     I had acquired 3 other identical cussonias from Dig at the same time and they were also equally as large, but they had not branched like this one. They grew straight up and looked like something from The Cat and The Hat with a tall straight stem and a cabbage looking canopy on the top. I believe this one branched because something damaged its growing point at some time, thereby causing the branching.  I find the branched specimen much more attractive than the non-branched one.  The fact that my cussonia branched when the growing point was damaged leads me to believe that if one wanted a cussonia to branch, cutting it off at the level that one wanted to induce the branching might do the trick.  While I have not actually tried this, I am constantly urging my friends to do it to their Dr. Seuss looking cussonias. Thus far they have declined.
     Sadly, I lost this specimen one winter when its pot broke.  I gave away my other big cussonias because I got tired of hauling them in and out of my sunroom every year.  I have now acquired some baby cusssonias from Annie's Annuals.  They look like they are the straight species of Cussonia paniculata and not ssp. sinuata.  I also recently acquired one that is ssp. sinuata from Cistus Nursery
     I have found that these plants do best in full sun in our climate. Ones that are grown in shade or part shade here don't look that good--they are not full like the ones in the picture but are lanky and sickly looking. These plants also appreciate water and fertilizer in the summer. They do not have any particular dislikes about fertilizer.  They need to be taken inside in the winter.  I can tell you positively that they are not hardy here.  In winter, they can be stored pretty much dry, although it is possible to keep them in full growth by watering them and giving them light. Since I tend to ignore my indoor plants, it is fortunate that you can get away with not watering them at all in the winter.  They may drop all their foliage, but once they are brought back out and watered and given light they will start back into growth.
     If I lived in a climate where you could plant these in the ground outside, I would probably have a forest of them.  What are all those people in Southern California thinking if they haven't planted a cussonia in their garden yet?


  1. Yes! That's what I thought it was but it looked too big to possibly be true. I was hoping you'd discovered some sort of hardy look-alike. Ah well. Lovely plant and you've given me hope that mine will one day be as large.
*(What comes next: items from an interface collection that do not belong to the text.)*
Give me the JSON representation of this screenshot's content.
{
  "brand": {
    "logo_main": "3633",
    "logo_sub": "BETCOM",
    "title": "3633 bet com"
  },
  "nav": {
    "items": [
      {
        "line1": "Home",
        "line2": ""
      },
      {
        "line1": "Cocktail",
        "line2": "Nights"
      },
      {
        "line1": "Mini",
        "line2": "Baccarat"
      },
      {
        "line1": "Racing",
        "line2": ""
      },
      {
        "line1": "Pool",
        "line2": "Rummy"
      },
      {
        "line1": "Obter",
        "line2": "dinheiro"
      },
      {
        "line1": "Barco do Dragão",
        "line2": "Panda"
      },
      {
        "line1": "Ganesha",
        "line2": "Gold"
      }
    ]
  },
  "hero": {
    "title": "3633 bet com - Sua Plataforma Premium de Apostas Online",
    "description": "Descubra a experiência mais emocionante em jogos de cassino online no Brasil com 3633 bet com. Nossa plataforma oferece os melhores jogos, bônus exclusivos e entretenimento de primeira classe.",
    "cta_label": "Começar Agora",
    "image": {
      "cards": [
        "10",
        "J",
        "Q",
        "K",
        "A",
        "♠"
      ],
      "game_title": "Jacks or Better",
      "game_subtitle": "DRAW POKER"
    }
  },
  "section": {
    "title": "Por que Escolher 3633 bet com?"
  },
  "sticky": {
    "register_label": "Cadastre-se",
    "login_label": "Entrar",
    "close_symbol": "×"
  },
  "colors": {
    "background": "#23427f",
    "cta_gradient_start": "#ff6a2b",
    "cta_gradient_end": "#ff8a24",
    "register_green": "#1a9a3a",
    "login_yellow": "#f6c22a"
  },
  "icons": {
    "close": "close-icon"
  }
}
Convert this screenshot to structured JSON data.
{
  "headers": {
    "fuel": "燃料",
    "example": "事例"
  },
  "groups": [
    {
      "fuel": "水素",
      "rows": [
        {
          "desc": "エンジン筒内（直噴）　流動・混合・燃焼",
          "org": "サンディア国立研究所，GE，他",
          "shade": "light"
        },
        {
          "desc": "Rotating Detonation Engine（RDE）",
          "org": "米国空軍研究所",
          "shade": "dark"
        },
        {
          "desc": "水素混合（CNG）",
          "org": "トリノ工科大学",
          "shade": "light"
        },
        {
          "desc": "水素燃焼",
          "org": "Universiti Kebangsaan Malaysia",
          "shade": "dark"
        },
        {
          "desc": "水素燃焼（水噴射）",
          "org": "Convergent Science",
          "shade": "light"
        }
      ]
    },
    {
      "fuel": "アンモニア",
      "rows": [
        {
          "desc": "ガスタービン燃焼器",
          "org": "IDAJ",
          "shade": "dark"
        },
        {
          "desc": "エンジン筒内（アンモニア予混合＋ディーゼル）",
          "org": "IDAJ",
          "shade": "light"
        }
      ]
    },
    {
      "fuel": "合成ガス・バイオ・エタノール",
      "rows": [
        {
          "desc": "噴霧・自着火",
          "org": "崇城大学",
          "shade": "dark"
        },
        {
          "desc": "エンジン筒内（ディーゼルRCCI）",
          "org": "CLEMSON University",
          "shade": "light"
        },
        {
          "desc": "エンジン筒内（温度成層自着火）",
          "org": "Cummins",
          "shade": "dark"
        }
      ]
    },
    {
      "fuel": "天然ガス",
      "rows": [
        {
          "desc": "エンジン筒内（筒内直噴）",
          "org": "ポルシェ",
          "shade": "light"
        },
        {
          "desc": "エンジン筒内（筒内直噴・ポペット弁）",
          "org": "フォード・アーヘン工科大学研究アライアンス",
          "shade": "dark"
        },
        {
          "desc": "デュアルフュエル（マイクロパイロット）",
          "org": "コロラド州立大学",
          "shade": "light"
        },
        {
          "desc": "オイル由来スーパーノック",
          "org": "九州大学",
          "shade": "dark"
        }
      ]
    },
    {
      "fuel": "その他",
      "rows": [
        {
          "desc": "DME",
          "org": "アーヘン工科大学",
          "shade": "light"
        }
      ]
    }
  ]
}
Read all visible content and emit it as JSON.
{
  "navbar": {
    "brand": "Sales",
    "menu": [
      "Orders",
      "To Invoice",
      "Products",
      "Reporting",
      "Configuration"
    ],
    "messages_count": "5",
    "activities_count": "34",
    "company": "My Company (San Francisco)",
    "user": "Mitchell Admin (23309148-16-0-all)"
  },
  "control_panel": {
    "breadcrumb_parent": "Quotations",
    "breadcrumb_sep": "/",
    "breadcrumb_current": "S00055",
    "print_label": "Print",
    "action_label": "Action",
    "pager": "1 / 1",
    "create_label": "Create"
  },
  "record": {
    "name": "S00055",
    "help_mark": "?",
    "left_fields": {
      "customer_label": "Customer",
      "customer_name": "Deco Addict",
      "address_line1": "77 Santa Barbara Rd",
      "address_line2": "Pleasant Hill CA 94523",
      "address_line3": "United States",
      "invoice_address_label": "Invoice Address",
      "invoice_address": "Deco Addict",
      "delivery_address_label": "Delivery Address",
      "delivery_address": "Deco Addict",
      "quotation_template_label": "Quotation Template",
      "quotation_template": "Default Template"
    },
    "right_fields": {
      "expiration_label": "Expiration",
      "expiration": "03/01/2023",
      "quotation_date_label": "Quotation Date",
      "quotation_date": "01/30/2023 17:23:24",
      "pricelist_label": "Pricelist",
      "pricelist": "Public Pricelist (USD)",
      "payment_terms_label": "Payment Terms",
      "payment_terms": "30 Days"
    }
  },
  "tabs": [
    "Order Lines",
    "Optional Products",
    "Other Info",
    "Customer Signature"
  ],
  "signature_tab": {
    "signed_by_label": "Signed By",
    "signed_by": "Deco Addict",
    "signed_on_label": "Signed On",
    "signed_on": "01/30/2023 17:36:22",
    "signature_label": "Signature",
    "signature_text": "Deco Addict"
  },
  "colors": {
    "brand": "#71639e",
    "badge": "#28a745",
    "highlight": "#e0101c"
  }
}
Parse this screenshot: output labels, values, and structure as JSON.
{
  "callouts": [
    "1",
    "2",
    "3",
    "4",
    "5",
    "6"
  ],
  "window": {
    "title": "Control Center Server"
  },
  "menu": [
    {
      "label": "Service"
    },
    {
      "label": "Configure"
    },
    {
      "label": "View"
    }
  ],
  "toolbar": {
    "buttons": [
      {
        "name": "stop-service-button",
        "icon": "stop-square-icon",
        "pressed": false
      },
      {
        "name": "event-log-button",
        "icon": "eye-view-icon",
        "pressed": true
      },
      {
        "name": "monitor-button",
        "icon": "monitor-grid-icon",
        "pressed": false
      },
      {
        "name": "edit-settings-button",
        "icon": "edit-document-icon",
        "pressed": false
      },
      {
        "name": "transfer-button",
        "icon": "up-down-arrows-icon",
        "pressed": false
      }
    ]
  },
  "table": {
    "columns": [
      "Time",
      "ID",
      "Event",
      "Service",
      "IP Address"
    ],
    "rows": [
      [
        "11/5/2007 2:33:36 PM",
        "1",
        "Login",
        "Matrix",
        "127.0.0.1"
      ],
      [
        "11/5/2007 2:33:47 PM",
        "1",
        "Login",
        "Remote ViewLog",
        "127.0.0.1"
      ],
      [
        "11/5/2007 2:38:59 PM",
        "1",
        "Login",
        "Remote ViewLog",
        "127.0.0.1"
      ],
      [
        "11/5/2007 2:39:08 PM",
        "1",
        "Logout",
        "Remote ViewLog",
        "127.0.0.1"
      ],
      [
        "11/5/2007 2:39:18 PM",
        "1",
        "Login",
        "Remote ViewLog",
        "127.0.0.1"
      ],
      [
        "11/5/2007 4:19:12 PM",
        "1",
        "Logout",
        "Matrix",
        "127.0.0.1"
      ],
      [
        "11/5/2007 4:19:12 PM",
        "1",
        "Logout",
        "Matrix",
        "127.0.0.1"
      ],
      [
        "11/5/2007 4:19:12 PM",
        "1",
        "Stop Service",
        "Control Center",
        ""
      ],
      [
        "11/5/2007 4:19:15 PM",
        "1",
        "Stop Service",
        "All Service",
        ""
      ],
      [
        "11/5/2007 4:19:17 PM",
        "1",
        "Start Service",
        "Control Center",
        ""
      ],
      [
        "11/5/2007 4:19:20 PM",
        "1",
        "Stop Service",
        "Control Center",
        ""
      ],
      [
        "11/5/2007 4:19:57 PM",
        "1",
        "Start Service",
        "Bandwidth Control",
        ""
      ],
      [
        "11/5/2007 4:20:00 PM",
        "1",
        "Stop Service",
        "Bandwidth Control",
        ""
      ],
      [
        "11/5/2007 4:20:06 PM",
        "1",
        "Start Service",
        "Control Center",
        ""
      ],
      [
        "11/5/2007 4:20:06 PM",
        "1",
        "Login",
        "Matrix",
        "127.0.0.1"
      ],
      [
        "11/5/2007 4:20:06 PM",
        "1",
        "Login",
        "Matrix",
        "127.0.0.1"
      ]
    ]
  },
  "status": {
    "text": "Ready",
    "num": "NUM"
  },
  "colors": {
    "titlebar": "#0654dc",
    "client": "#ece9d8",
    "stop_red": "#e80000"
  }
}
  2. Hi Linda, yes, these tries like full sun. Here in South Africa they grow naturally in the more temperate climate parts of our country and they do not like severe cold. Mind has already formed 4 heads due to severe frost over a few winters, but luckily is still going after 8 years. Best you move to South Africa then you can have your forest of them! he he! Regards